Remember sequestration, those 5 percent across-the-board cuts to federal programs that went into effect last March? These days, with the debt-ceiling debate and the shutdown sucking up all of the oxygen in Washington, it seems some in Congress may have pushed them to the backburner.
To bring the issue back into the spotlight, Reps. Rosa DeLauro, D-Conn., and George Miller, D-Calif., the top Democrats on the committees overseeing education funding and policy, put out a report Thursday detailing how the sequester cuts have hit school districts around the country.
For instance, they say, the Cleveland Metropolitan School District has had to eliminate all of its school social workers, thanks to cuts in Title I funding. And they say that Travis City Unified School District in Fairfield, Calif., now has a high school average class size of 39, thanks to federal cuts. Broward County schools in Florida have eliminated five of 11 behaviorial specialists, 10 special education program specialists, and an assistive technology position, due to cuts in special education funding. And Lee County schools in Florida elimiated about 100 paraprofessionals and specialists who work with students in special education, also due to reductions in special education funding.
However, some of the information in the report is outdated.
The report says that the Sioux City, Iowa, school district “is laying off up to 12 Title I reading staff, five special education staff, and 15 intervention staff funded through a federal grant.”
The actual number of layoffs in the district due to sequestration? Zero, Alison Benson, a spokeswoman for the district, told me.
While it’s true that a number of teachers were pink-slipped back in March, the district was able to find new jobs for those folks, thanks to retirements and general attrition. The district did lay off one counselor, but that wasn’t because of the loss of federal grant money, Benson said. All of the teachers pink-slipped due to sequestration found other positions in the district, she told me.
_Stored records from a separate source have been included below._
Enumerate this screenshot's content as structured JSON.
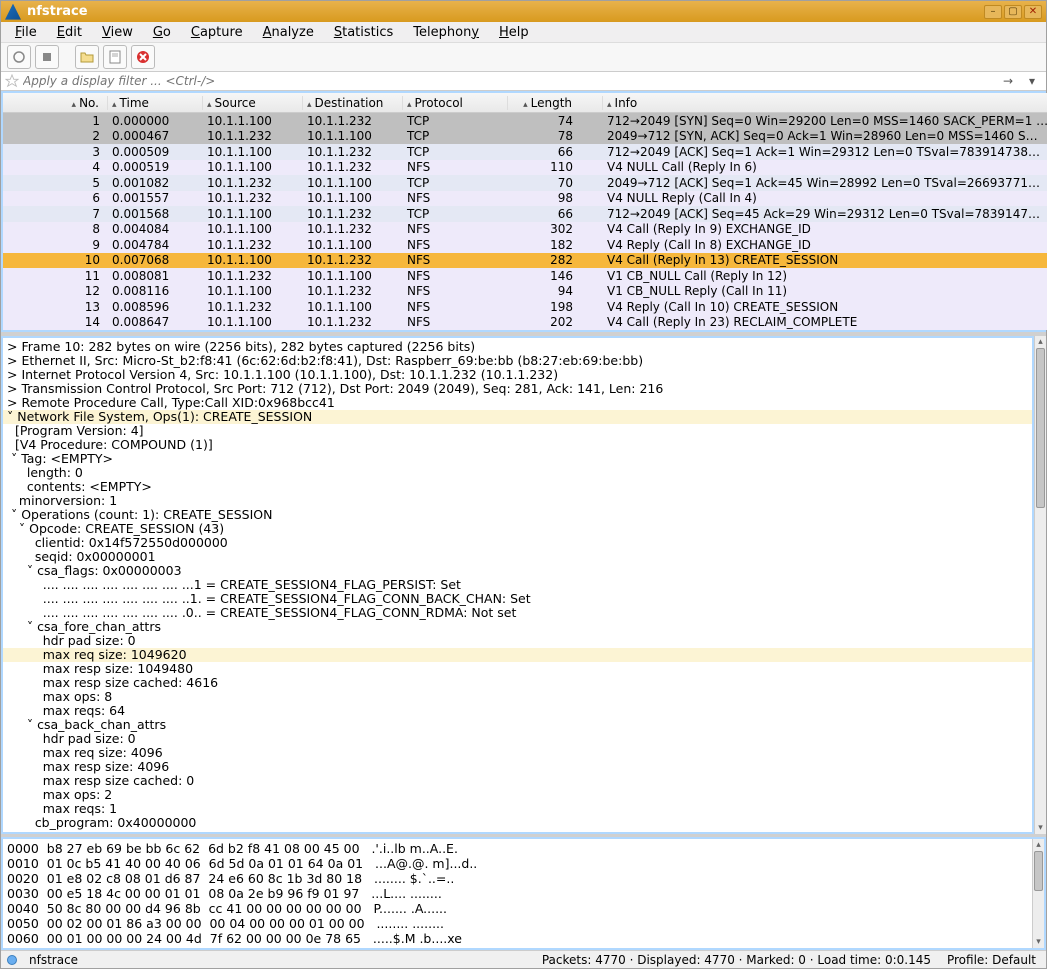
{
  "title": "nfstrace",
  "menus": {
    "file": "File",
    "edit": "Edit",
    "view": "View",
    "go": "Go",
    "capture": "Capture",
    "analyze": "Analyze",
    "statistics": "Statistics",
    "telephony": "Telephony",
    "help": "Help"
  },
  "filter_placeholder": "Apply a display filter ... <Ctrl-/>",
  "columns": {
    "no": "No.",
    "time": "Time",
    "source": "Source",
    "destination": "Destination",
    "protocol": "Protocol",
    "length": "Length",
    "info": "Info"
  },
  "packets": [
    {
      "no": 1,
      "time": "0.000000",
      "src": "10.1.1.100",
      "dst": "10.1.1.232",
      "proto": "TCP",
      "len": 74,
      "info": "712→2049 [SYN] Seq=0 Win=29200 Len=0 MSS=1460 SACK_PERM=1 …",
      "cls": "row-selgrey"
    },
    {
      "no": 2,
      "time": "0.000467",
      "src": "10.1.1.232",
      "dst": "10.1.1.100",
      "proto": "TCP",
      "len": 78,
      "info": "2049→712 [SYN, ACK] Seq=0 Ack=1 Win=28960 Len=0 MSS=1460 S…",
      "cls": "row-selgrey"
    },
    {
      "no": 3,
      "time": "0.000509",
      "src": "10.1.1.100",
      "dst": "10.1.1.232",
      "proto": "TCP",
      "len": 66,
      "info": "712→2049 [ACK] Seq=1 Ack=1 Win=29312 Len=0 TSval=783914738…",
      "cls": "row-tcp"
    },
    {
      "no": 4,
      "time": "0.000519",
      "src": "10.1.1.100",
      "dst": "10.1.1.232",
      "proto": "NFS",
      "len": 110,
      "info": "V4 NULL Call (Reply In 6)",
      "cls": "row-lavender"
    },
    {
      "no": 5,
      "time": "0.001082",
      "src": "10.1.1.232",
      "dst": "10.1.1.100",
      "proto": "TCP",
      "len": 70,
      "info": "2049→712 [ACK] Seq=1 Ack=45 Win=28992 Len=0 TSval=26693771…",
      "cls": "row-tcp"
    },
    {
      "no": 6,
      "time": "0.001557",
      "src": "10.1.1.232",
      "dst": "10.1.1.100",
      "proto": "NFS",
      "len": 98,
      "info": "V4 NULL Reply (Call In 4)",
      "cls": "row-lavender"
    },
    {
      "no": 7,
      "time": "0.001568",
      "src": "10.1.1.100",
      "dst": "10.1.1.232",
      "proto": "TCP",
      "len": 66,
      "info": "712→2049 [ACK] Seq=45 Ack=29 Win=29312 Len=0 TSval=7839147…",
      "cls": "row-tcp"
    },
    {
      "no": 8,
      "time": "0.004084",
      "src": "10.1.1.100",
      "dst": "10.1.1.232",
      "proto": "NFS",
      "len": 302,
      "info": "V4 Call (Reply In 9) EXCHANGE_ID",
      "cls": "row-lavender"
    },
    {
      "no": 9,
      "time": "0.004784",
      "src": "10.1.1.232",
      "dst": "10.1.1.100",
      "proto": "NFS",
      "len": 182,
      "info": "V4 Reply (Call In 8) EXCHANGE_ID",
      "cls": "row-lavender"
    },
    {
      "no": 10,
      "time": "0.007068",
      "src": "10.1.1.100",
      "dst": "10.1.1.232",
      "proto": "NFS",
      "len": 282,
      "info": "V4 Call (Reply In 13) CREATE_SESSION",
      "cls": "row-sel"
    },
    {
      "no": 11,
      "time": "0.008081",
      "src": "10.1.1.232",
      "dst": "10.1.1.100",
      "proto": "NFS",
      "len": 146,
      "info": "V1 CB_NULL Call (Reply In 12)",
      "cls": "row-lavender"
    },
    {
      "no": 12,
      "time": "0.008116",
      "src": "10.1.1.100",
      "dst": "10.1.1.232",
      "proto": "NFS",
      "len": 94,
      "info": "V1 CB_NULL Reply (Call In 11)",
      "cls": "row-lavender"
    },
    {
      "no": 13,
      "time": "0.008596",
      "src": "10.1.1.232",
      "dst": "10.1.1.100",
      "proto": "NFS",
      "len": 198,
      "info": "V4 Reply (Call In 10) CREATE_SESSION",
      "cls": "row-lavender"
    },
    {
      "no": 14,
      "time": "0.008647",
      "src": "10.1.1.100",
      "dst": "10.1.1.232",
      "proto": "NFS",
      "len": 202,
      "info": "V4 Call (Reply In 23) RECLAIM_COMPLETE",
      "cls": "row-lavender"
    }
  ],
  "tree": [
    {
      "t": "> Frame 10: 282 bytes on wire (2256 bits), 282 bytes captured (2256 bits)",
      "i": 0
    },
    {
      "t": "> Ethernet II, Src: Micro-St_b2:f8:41 (6c:62:6d:b2:f8:41), Dst: Raspberr_69:be:bb (b8:27:eb:69:be:bb)",
      "i": 0
    },
    {
      "t": "> Internet Protocol Version 4, Src: 10.1.1.100 (10.1.1.100), Dst: 10.1.1.232 (10.1.1.232)",
      "i": 0
    },
    {
      "t": "> Transmission Control Protocol, Src Port: 712 (712), Dst Port: 2049 (2049), Seq: 281, Ack: 141, Len: 216",
      "i": 0
    },
    {
      "t": "> Remote Procedure Call, Type:Call XID:0x968bcc41",
      "i": 0
    },
    {
      "t": "˅ Network File System, Ops(1): CREATE_SESSION",
      "i": 0,
      "hl": true
    },
    {
      "t": "  [Program Version: 4]",
      "i": 0
    },
    {
      "t": "  [V4 Procedure: COMPOUND (1)]",
      "i": 0
    },
    {
      "t": " ˅ Tag: <EMPTY>",
      "i": 0
    },
    {
      "t": "     length: 0",
      "i": 0
    },
    {
      "t": "     contents: <EMPTY>",
      "i": 0
    },
    {
      "t": "   minorversion: 1",
      "i": 0
    },
    {
      "t": " ˅ Operations (count: 1): CREATE_SESSION",
      "i": 0
    },
    {
      "t": "   ˅ Opcode: CREATE_SESSION (43)",
      "i": 0
    },
    {
      "t": "       clientid: 0x14f572550d000000",
      "i": 0
    },
    {
      "t": "       seqid: 0x00000001",
      "i": 0
    },
    {
      "t": "     ˅ csa_flags: 0x00000003",
      "i": 0
    },
    {
      "t": "         .... .... .... .... .... .... .... ...1 = CREATE_SESSION4_FLAG_PERSIST: Set",
      "i": 0
    },
    {
      "t": "         .... .... .... .... .... .... .... ..1. = CREATE_SESSION4_FLAG_CONN_BACK_CHAN: Set",
      "i": 0
    },
    {
      "t": "         .... .... .... .... .... .... .... .0.. = CREATE_SESSION4_FLAG_CONN_RDMA: Not set",
      "i": 0
    },
    {
      "t": "     ˅ csa_fore_chan_attrs",
      "i": 0
    },
    {
      "t": "         hdr pad size: 0",
      "i": 0
    },
    {
      "t": "         max req size: 1049620",
      "i": 0,
      "hl": true
    },
    {
      "t": "         max resp size: 1049480",
      "i": 0
    },
    {
      "t": "         max resp size cached: 4616",
      "i": 0
    },
    {
      "t": "         max ops: 8",
      "i": 0
    },
    {
      "t": "         max reqs: 64",
      "i": 0
    },
    {
      "t": "     ˅ csa_back_chan_attrs",
      "i": 0
    },
    {
      "t": "         hdr pad size: 0",
      "i": 0
    },
    {
      "t": "         max req size: 4096",
      "i": 0
    },
    {
      "t": "         max resp size: 4096",
      "i": 0
    },
    {
      "t": "         max resp size cached: 0",
      "i": 0
    },
    {
      "t": "         max ops: 2",
      "i": 0
    },
    {
      "t": "         max reqs: 1",
      "i": 0
    },
    {
      "t": "       cb_program: 0x40000000",
      "i": 0
    }
  ],
  "hex": [
    "0000  b8 27 eb 69 be bb 6c 62  6d b2 f8 41 08 00 45 00   .'.i..lb m..A..E.",
    "0010  01 0c b5 41 40 00 40 06  6d 5d 0a 01 01 64 0a 01   ...A@.@. m]...d..",
    "0020  01 e8 02 c8 08 01 d6 87  24 e6 60 8c 1b 3d 80 18   ........ $.`..=..",
    "0030  00 e5 18 4c 00 00 01 01  08 0a 2e b9 96 f9 01 97   ...L.... ........",
    "0040  50 8c 80 00 00 d4 96 8b  cc 41 00 00 00 00 00 00   P....... .A......",
    "0050  00 02 00 01 86 a3 00 00  00 04 00 00 00 01 00 00   ........ ........",
    "0060  00 01 00 00 00 24 00 4d  7f 62 00 00 00 0e 78 65   .....$.M .b....xe"
  ],
  "status": {
    "file": "nfstrace",
    "packets": "Packets: 4770 · Displayed: 4770 · Marked: 0 · Load time: 0:0.145",
    "profile": "Profile: Default"
  }
}
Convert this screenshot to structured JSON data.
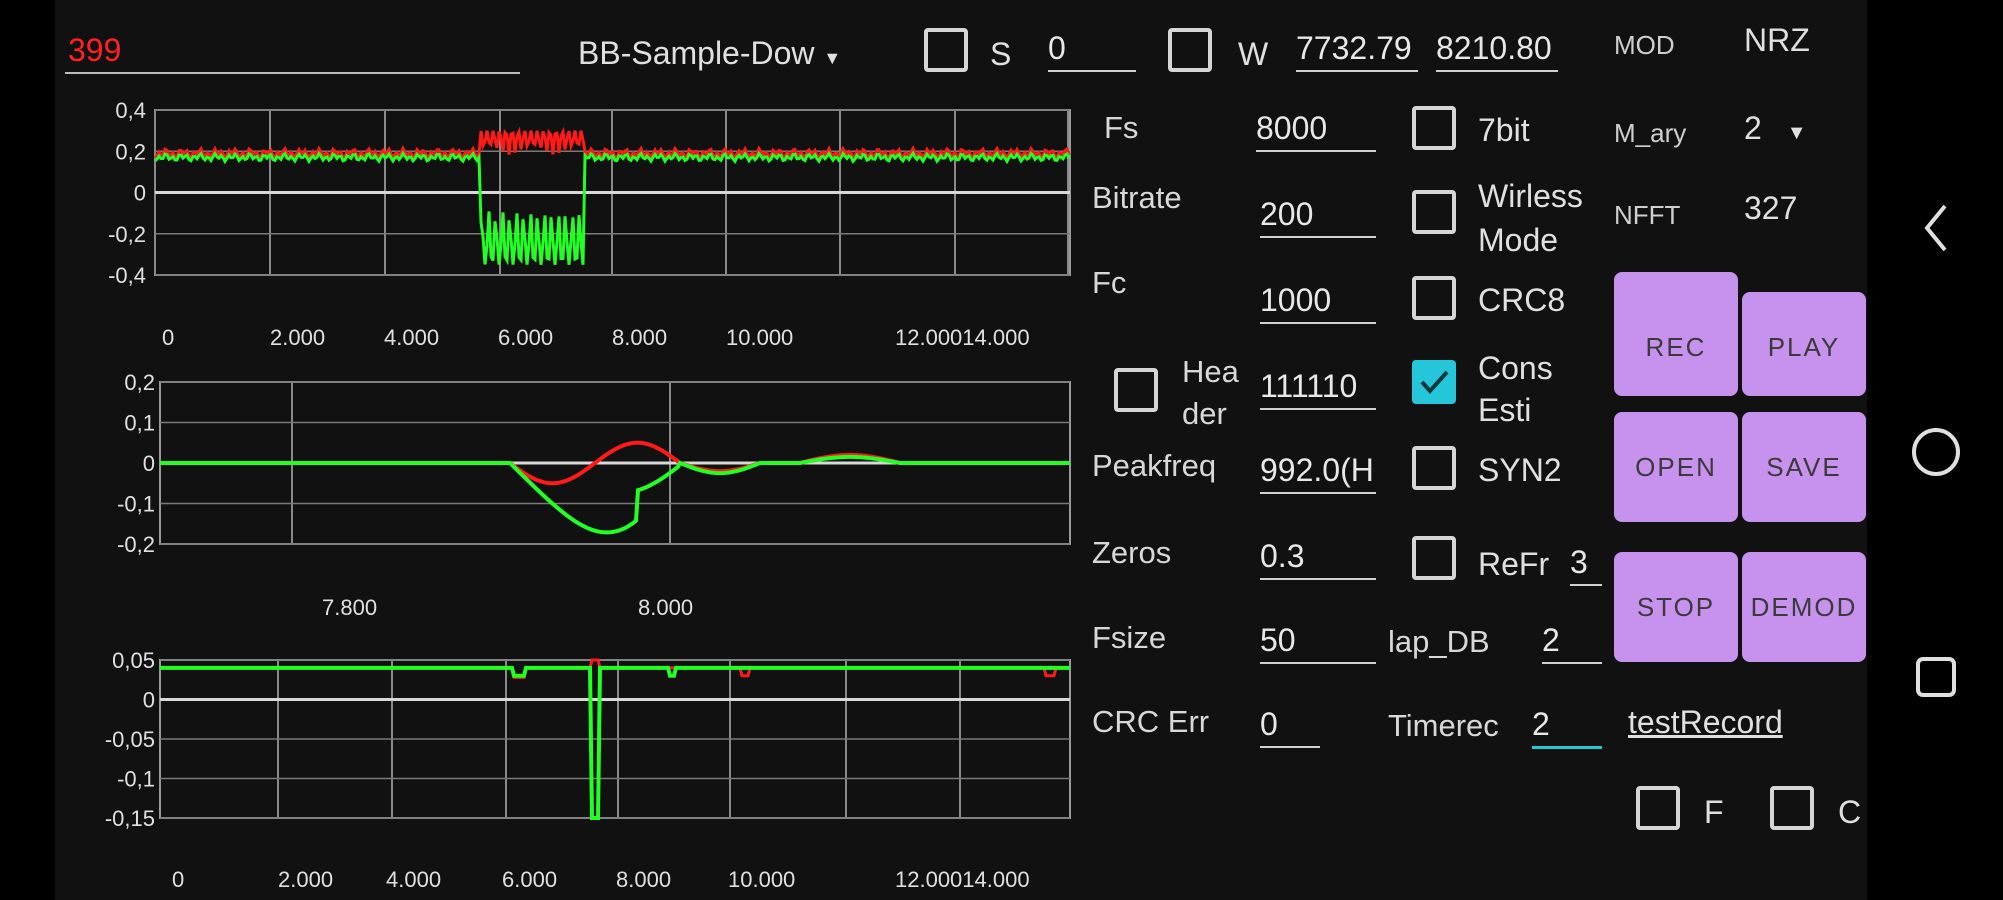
{
  "top": {
    "count": "399",
    "mode_select": "BB-Sample-Dow",
    "s_label": "S",
    "s_value": "0",
    "w_label": "W",
    "w_value1": "7732.79",
    "w_value2": "8210.80"
  },
  "chart_data": [
    {
      "type": "line",
      "ylim": [
        -0.4,
        0.4
      ],
      "yticks": [
        "0,4",
        "0,2",
        "0",
        "-0,2",
        "-0,4"
      ],
      "xticks": [
        "0",
        "2.000",
        "4.000",
        "6.000",
        "8.000",
        "10.000",
        "12.00014.000"
      ],
      "series": [
        {
          "color": "#ff1a1a"
        },
        {
          "color": "#22ff22"
        }
      ]
    },
    {
      "type": "line",
      "ylim": [
        -0.2,
        0.2
      ],
      "yticks": [
        "0,2",
        "0,1",
        "0",
        "-0,1",
        "-0,2"
      ],
      "xticks": [
        "7.800",
        "8.000"
      ],
      "series": [
        {
          "color": "#ff1a1a"
        },
        {
          "color": "#22ff22"
        }
      ]
    },
    {
      "type": "line",
      "ylim": [
        -0.15,
        0.05
      ],
      "yticks": [
        "0,05",
        "0",
        "-0,05",
        "-0,1",
        "-0,15"
      ],
      "xticks": [
        "0",
        "2.000",
        "4.000",
        "6.000",
        "8.000",
        "10.000",
        "12.00014.000"
      ],
      "series": [
        {
          "color": "#ff1a1a"
        },
        {
          "color": "#22ff22"
        }
      ]
    }
  ],
  "params": {
    "fs_label": "Fs",
    "fs_value": "8000",
    "bitrate_label": "Bitrate",
    "bitrate_value": "200",
    "fc_label": "Fc",
    "fc_value": "1000",
    "header_label_1": "Hea",
    "header_label_2": "der",
    "header_value": "111110",
    "peakfreq_label": "Peakfreq",
    "peakfreq_value": "992.0(H",
    "zeros_label": "Zeros",
    "zeros_value": "0.3",
    "fsize_label": "Fsize",
    "fsize_value": "50",
    "lapdb_label": "lap_DB",
    "lapdb_value": "2",
    "crcerr_label": "CRC Err",
    "crcerr_value": "0",
    "timerec_label": "Timerec",
    "timerec_value": "2",
    "record_name": "testRecord"
  },
  "options": {
    "bit7": "7bit",
    "wireless_1": "Wirless",
    "wireless_2": "Mode",
    "crc8": "CRC8",
    "cons_1": "Cons",
    "cons_2": "Esti",
    "syn2": "SYN2",
    "refr_label": "ReFr",
    "refr_value": "3",
    "f_label": "F",
    "c_label": "C"
  },
  "settings": {
    "mod_label": "MOD",
    "mod_value": "NRZ",
    "mary_label": "M_ary",
    "mary_value": "2",
    "nfft_label": "NFFT",
    "nfft_value": "327"
  },
  "buttons": {
    "rec": "REC",
    "play": "PLAY",
    "open": "OPEN",
    "save": "SAVE",
    "stop": "STOP",
    "demod": "DEMOD"
  },
  "colors": {
    "accent_button": "#c792ee",
    "checked": "#26c6da",
    "count_text": "#ff2020"
  }
}
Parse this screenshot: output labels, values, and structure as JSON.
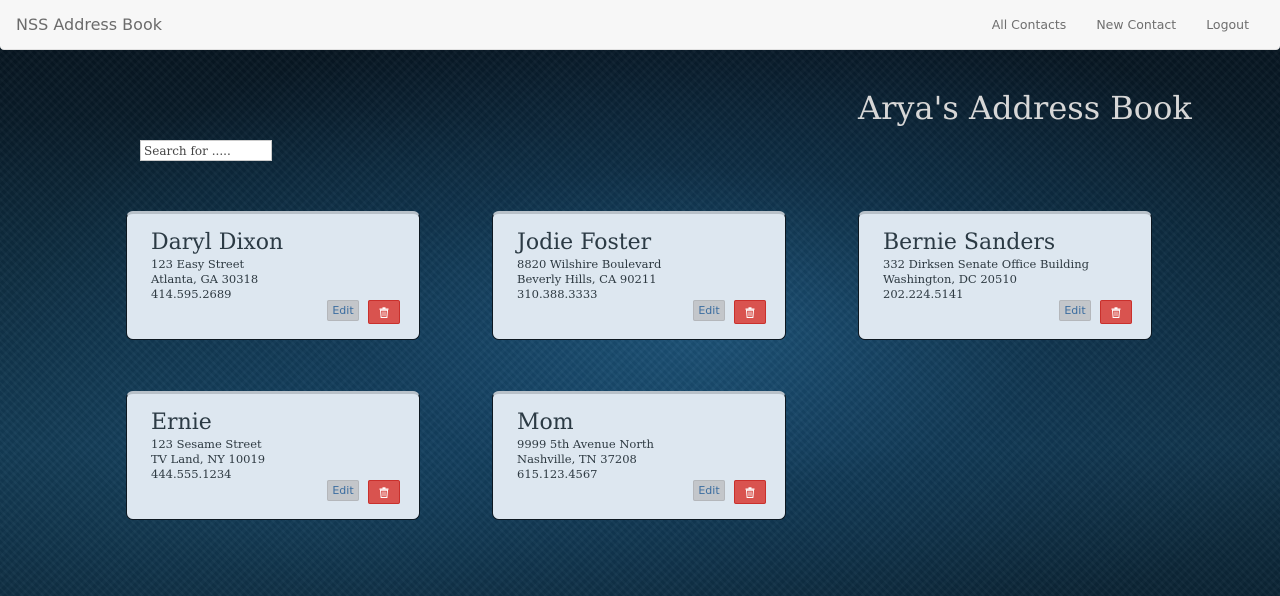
{
  "nav": {
    "brand": "NSS Address Book",
    "links": [
      "All Contacts",
      "New Contact",
      "Logout"
    ]
  },
  "page": {
    "title": "Arya's Address Book",
    "search_placeholder": "Search for ....."
  },
  "buttons": {
    "edit_label": "Edit",
    "delete_icon": "trash-icon"
  },
  "contacts": [
    {
      "name": "Daryl Dixon",
      "street": "123 Easy Street",
      "city": "Atlanta, GA 30318",
      "phone": "414.595.2689"
    },
    {
      "name": "Jodie Foster",
      "street": "8820 Wilshire Boulevard",
      "city": "Beverly Hills, CA 90211",
      "phone": "310.388.3333"
    },
    {
      "name": "Bernie Sanders",
      "street": "332 Dirksen Senate Office Building",
      "city": "Washington, DC 20510",
      "phone": "202.224.5141"
    },
    {
      "name": "Ernie",
      "street": "123 Sesame Street",
      "city": "TV Land, NY 10019",
      "phone": "444.555.1234"
    },
    {
      "name": "Mom",
      "street": "9999 5th Avenue North",
      "city": "Nashville, TN 37208",
      "phone": "615.123.4567"
    }
  ],
  "colors": {
    "card_bg": "#dde7f0",
    "delete_button": "#d9534f",
    "edit_button": "#c3c6ca",
    "title_text": "#d7d7d7"
  }
}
And while the district is down 10 Title I teachers overall compared to last year, Sioux City was able to partially make up for the loss by adding six new reading-intervention positions, paid for with state dollars. That’s still, of course, a net loss, which will impact the district’s neediest kids most directly.
(Miller’s staff told me they relied on local media stories to inform their report, pointing me to this published story from March. School districts frequently begin their budgeting process at that point but typically don’t finalize everything until later in the year. Reduction-in-force notices are often retracted. We’ve put out calls to the other districts cited in the report and will add any other updates to the committees’ findings.)
In any case, Sioux City’s experience mirrors that of districts throughout the country, which ended up using their own state and local funds to help fill in where the feds had cut. (Much more in this story.) After all, state and local funding makes up more than 90 percent of K-12 financing nationally—so, the feds are a relatively minor investor. And, in many states, the fiscal picture is brightening, allowing states to help make up for the federal reductions.
The question facing schools and Congress: How long can states and local governments keep tapping their own money to make up for the loss of federal dollars? What if there’s a sudden, major downturn in state revenues? Sequestration is slated to be in place for a decade unless Congress does something about it.
That seems to be the main point behind the lawmakers’ report.
“Earlier this year Sioux City faced a $300,000 hole in their budget due to the loss of federal funds from sequestration,” said Tiffany Edwards, a spokeswoman for Miller, in an email. “Thousands of districts across the country are being forced to find ways to fill gaps caused by unstable federal funding but that approach is hardly sustainable. It’s time Republicans accept responsibility for these painful cuts and immediately restore funding to our nation’s schools and other vital programs by ending the sequester.”